Work instructions -> Please work out how many lines in the material below contain the string "OneNote", and answer with that number only.
:: Dataset excerpts ::
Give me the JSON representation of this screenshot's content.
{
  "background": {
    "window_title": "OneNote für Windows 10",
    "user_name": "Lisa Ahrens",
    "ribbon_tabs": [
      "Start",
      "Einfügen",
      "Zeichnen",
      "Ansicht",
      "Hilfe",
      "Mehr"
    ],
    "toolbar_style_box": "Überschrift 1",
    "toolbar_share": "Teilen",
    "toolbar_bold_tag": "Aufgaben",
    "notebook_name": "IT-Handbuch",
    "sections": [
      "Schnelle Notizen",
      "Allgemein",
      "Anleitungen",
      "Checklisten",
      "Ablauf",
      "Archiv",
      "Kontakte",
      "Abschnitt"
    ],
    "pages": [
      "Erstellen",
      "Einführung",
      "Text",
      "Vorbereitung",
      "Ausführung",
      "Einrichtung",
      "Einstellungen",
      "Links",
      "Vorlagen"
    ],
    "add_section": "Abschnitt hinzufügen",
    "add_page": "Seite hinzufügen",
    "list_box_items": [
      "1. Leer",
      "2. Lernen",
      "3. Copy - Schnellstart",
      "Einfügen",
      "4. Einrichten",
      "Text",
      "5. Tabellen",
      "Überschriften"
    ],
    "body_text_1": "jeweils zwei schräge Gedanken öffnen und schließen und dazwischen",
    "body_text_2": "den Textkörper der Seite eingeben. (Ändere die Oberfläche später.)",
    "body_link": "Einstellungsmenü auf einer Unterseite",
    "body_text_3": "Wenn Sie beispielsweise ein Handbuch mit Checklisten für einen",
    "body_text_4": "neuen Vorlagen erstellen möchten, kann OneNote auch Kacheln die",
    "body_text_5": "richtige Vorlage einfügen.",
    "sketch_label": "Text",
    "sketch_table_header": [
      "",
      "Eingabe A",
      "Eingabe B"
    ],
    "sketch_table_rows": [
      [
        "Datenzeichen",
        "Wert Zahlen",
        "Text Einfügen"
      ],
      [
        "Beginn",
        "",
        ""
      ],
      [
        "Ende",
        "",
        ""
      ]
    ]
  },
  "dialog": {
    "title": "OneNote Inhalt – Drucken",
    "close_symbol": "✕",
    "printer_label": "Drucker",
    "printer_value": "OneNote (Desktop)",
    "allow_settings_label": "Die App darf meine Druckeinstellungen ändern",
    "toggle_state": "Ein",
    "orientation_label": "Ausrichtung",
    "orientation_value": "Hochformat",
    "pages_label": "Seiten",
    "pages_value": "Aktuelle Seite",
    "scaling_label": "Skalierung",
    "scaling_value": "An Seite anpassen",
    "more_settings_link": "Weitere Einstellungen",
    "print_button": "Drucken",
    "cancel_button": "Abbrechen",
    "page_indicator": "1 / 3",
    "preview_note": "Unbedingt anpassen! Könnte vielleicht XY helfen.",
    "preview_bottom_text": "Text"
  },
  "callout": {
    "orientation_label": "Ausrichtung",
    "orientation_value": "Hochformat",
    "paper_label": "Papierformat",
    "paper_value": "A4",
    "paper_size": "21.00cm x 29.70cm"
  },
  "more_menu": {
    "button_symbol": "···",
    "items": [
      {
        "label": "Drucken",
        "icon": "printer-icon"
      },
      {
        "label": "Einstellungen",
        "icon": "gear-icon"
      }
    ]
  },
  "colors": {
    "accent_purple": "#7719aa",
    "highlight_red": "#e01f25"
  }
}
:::
Completed task -> 4